  • I just became a caregiver or parent and can no longer meet all the same expectations in the same way. What services are available to me?
  • Consult the Student Parents & Families page. Child care grants are available to graduate and professional students. Also, see our campus policy on graduate student leaves and speak with staff in your hiring department for more information.

Interpersonal Challenges

  • My major professor and I have different expectations; expectations have not been clearly communicated or understood.
  • Bring up this issue with your major professor or your Graduate Academic Advisor first. If a resolution is not achieved, it may make sense to engage your Graduate Academic Advisor additional resources are available depending on the severity of the issue as outlined in the flowchart below. The first point of contact for this question is your Major Professor and/or your Graduate Academic Advisor.
     

  • I believe I have experienced discrimination against myself based on my race/ethnicity, gender/gender-identity, age, religion, sexual orientation, disability, or citizenship status.  What can I do?
  • The Ombuds Office can help mediate such issues.  If the situation is of a more serious nature the Office of Student Support & Judicial Affairs should be contacted.  Also our Graduate Diversity Officers are designated as a professional resource to address graduate student diversity experiences.
  • How do I change major professors?
  • Consult with your program coordinator for program-specific best course of action. A consultation with your Graduate Academic Adviser (this consultation can be confidential if needed) is also advised. This is not an uncommon occurrence and Graduate Studies will provide an approved form to facilitate this process.

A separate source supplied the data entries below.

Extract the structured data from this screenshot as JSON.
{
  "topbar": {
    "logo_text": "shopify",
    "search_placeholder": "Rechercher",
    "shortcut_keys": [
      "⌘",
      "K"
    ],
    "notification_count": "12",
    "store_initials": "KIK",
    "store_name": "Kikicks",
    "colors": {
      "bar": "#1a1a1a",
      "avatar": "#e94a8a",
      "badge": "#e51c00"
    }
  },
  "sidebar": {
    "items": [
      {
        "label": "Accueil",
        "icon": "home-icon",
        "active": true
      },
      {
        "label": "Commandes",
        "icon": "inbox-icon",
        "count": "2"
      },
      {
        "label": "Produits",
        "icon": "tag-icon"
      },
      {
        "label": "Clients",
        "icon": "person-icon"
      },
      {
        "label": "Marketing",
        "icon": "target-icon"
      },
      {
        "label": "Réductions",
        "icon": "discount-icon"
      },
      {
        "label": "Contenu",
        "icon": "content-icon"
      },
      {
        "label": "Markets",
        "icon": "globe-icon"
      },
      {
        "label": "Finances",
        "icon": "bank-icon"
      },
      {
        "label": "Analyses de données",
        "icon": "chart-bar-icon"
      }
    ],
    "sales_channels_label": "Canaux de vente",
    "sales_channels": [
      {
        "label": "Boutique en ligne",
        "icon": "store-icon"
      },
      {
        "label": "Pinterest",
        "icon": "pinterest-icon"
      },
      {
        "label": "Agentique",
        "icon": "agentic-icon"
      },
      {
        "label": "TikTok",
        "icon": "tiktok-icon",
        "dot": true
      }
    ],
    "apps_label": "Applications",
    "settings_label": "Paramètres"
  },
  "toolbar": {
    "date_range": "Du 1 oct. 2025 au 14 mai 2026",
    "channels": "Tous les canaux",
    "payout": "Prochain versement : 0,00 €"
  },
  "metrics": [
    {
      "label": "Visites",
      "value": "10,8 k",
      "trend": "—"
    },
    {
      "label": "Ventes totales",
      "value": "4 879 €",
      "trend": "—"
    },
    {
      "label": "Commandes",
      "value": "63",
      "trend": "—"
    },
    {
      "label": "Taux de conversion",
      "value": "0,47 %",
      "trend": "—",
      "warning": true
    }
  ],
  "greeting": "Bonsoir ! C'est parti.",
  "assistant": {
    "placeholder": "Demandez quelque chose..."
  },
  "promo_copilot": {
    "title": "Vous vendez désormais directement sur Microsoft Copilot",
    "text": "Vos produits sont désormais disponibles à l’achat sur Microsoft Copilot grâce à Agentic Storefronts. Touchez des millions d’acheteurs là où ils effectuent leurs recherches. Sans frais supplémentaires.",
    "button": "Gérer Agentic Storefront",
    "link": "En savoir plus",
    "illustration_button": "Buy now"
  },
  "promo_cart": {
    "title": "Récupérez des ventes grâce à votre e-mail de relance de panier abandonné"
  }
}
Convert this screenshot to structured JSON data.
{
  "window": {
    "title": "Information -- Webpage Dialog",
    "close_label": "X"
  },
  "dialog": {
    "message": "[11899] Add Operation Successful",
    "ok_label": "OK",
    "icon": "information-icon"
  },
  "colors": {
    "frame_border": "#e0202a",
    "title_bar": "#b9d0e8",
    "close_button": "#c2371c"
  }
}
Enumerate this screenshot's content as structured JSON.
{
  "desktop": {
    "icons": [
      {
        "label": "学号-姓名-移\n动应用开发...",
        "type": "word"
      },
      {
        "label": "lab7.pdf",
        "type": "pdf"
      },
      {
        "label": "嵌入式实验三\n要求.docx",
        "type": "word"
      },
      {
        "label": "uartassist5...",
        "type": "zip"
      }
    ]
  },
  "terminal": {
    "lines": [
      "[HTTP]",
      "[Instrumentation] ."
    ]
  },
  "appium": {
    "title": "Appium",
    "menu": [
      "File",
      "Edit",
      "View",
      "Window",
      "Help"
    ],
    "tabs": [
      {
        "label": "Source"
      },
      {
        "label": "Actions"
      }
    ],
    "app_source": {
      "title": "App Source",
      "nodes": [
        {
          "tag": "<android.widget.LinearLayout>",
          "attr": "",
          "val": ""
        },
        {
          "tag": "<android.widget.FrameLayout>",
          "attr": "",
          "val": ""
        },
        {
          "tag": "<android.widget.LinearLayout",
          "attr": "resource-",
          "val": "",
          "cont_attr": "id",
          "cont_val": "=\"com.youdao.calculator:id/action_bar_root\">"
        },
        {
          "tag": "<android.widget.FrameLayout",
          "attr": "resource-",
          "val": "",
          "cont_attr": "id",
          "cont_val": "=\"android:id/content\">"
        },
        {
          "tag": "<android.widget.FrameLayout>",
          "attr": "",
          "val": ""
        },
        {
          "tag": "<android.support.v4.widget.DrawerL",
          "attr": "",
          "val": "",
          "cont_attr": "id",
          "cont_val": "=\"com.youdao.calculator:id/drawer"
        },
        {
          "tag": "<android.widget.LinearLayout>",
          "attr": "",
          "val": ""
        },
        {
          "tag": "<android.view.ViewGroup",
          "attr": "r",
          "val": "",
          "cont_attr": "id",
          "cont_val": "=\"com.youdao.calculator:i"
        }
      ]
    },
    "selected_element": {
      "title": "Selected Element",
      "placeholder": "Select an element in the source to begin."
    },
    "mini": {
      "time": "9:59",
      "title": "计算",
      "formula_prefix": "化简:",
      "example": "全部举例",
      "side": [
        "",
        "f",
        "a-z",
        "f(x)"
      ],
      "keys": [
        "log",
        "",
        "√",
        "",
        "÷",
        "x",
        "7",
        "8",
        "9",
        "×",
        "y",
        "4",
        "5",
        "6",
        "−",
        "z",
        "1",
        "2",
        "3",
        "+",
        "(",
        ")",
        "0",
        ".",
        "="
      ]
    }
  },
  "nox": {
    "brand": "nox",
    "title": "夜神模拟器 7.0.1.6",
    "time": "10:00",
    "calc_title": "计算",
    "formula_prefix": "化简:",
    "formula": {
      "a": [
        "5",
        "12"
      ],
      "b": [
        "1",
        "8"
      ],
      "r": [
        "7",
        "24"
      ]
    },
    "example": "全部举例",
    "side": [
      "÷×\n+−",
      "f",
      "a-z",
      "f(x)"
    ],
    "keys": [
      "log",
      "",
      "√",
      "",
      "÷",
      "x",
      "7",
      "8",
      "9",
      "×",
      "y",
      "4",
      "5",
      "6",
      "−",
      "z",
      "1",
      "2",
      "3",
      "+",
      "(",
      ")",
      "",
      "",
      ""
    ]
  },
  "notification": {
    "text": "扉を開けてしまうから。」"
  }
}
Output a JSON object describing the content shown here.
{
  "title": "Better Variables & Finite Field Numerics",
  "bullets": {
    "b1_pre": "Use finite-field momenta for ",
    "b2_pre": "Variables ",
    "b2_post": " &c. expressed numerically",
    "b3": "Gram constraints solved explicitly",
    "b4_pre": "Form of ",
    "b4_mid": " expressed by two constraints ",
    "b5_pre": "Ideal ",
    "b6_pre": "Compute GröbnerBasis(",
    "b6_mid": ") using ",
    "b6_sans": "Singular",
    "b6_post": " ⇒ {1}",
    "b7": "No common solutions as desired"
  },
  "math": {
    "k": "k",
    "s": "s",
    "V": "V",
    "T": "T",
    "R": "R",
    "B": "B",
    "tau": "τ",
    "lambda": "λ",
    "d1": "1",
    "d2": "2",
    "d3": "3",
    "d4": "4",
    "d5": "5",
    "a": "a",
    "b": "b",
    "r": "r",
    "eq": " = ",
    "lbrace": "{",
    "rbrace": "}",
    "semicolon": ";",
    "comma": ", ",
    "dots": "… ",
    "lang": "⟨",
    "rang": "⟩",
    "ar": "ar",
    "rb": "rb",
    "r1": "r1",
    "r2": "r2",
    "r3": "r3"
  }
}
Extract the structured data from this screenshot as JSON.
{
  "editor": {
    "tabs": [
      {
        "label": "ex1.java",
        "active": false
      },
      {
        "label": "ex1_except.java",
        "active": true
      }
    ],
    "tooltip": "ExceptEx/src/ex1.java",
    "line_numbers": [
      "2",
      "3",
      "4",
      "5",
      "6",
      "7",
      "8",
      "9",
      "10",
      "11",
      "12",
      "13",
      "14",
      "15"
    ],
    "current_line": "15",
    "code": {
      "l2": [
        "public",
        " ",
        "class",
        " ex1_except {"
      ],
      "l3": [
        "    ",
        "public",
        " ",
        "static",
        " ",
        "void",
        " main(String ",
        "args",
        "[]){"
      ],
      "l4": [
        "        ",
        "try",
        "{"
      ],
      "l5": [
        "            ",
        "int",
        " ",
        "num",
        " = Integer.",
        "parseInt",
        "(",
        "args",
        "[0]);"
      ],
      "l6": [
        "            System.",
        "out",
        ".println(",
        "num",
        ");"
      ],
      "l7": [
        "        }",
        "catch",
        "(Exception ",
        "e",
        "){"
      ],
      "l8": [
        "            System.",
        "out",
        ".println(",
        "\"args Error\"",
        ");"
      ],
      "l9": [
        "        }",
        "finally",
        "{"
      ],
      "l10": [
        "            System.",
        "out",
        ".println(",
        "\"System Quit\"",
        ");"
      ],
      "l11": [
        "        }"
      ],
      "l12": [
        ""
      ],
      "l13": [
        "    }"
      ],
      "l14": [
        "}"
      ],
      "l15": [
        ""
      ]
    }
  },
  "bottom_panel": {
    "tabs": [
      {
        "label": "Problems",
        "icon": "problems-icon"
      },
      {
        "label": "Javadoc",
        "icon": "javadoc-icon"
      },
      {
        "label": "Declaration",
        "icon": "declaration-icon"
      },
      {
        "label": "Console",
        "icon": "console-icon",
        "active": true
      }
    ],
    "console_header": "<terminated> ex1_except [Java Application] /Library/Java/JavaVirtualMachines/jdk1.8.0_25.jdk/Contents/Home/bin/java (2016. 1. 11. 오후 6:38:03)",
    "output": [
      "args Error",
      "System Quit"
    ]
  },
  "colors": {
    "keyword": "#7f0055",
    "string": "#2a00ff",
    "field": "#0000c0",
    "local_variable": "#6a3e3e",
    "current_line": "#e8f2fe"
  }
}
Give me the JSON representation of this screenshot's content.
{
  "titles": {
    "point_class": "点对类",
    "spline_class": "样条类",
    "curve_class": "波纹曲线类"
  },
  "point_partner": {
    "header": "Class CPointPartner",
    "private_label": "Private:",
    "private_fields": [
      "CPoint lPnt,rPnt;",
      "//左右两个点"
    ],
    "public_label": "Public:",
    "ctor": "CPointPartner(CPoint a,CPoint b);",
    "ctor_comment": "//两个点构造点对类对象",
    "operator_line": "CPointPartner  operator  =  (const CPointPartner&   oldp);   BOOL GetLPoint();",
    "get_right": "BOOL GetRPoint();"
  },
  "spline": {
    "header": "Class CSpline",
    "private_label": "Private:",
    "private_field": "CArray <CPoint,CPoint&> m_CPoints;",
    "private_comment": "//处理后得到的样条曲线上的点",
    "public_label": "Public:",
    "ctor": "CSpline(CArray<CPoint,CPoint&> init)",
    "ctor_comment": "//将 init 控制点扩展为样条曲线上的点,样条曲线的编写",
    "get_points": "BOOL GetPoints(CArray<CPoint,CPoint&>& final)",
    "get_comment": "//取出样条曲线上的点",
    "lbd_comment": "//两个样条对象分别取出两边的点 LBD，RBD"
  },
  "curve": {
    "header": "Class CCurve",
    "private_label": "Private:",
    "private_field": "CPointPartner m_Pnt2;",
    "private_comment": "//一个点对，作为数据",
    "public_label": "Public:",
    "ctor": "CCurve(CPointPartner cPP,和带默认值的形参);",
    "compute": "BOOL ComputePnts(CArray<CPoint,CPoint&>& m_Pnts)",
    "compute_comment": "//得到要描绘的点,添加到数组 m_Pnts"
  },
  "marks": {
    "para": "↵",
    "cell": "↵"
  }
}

    Main contacts: Your Program Coordinator and/or your Graduate Academic Advisor.
  • What can I do if I am the subject of retaliation?
  • Retaliation is a violation of the faculty code of conduct and, possibly other policies, and laws. Contact the Associate Dean for Graduate Students. For whistleblower retaliation reports, contact the Campus Compliance Officer.
  • I cannot talk to my Graduate Academic Advisor.
  • Contact your Student Affairs Officer in Graduate Studies.